◆ WORK REQUEST
Copy out, from the data below, each line in which the word "name" occurs.

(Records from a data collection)
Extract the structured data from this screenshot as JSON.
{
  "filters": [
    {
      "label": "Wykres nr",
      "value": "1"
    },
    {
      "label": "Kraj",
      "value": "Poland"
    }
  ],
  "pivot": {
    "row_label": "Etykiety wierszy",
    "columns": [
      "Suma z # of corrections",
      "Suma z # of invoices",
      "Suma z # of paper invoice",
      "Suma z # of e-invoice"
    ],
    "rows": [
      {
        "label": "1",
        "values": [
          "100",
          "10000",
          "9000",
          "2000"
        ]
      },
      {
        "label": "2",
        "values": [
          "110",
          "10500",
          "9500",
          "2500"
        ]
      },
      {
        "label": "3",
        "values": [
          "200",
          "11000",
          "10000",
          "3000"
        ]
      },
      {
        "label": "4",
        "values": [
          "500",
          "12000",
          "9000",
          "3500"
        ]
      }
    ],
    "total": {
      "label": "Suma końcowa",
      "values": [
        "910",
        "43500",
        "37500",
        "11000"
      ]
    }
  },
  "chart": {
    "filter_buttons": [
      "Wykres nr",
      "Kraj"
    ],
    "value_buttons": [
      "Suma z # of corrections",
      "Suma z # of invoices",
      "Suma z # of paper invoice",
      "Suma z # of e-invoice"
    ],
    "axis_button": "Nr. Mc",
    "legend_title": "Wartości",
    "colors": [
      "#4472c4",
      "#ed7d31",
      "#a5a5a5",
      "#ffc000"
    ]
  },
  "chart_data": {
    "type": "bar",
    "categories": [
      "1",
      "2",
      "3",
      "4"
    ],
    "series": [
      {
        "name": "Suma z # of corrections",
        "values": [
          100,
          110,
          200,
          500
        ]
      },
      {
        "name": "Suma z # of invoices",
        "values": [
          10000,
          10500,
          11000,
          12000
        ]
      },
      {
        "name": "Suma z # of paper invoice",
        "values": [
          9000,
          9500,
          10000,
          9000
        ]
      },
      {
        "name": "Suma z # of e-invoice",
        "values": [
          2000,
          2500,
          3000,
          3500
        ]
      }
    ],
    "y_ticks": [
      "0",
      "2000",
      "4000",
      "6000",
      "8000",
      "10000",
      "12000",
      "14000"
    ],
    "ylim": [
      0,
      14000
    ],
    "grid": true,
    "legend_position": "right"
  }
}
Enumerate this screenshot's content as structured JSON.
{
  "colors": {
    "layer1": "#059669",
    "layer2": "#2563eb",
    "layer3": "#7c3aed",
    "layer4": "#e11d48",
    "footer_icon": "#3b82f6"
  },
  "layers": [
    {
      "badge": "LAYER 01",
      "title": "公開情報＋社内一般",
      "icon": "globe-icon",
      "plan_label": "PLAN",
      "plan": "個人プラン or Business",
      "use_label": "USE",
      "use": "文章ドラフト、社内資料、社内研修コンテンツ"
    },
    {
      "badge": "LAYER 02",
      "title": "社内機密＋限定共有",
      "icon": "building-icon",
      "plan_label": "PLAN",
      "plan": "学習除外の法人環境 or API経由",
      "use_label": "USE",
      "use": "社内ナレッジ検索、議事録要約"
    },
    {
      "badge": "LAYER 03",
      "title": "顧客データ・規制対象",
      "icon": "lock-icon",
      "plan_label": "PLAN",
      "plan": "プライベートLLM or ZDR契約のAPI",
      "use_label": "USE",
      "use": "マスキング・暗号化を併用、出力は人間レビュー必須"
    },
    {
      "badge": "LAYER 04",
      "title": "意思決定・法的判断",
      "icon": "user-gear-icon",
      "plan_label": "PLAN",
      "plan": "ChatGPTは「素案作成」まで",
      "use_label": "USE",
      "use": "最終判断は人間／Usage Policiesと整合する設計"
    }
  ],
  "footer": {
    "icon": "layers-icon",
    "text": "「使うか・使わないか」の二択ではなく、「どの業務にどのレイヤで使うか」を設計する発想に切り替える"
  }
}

◆ ANSWER SECTION
        "name": "Suma z # of corrections",
        "name": "Suma z # of invoices",
        "name": "Suma z # of paper invoice",
        "name": "Suma z # of e-invoice",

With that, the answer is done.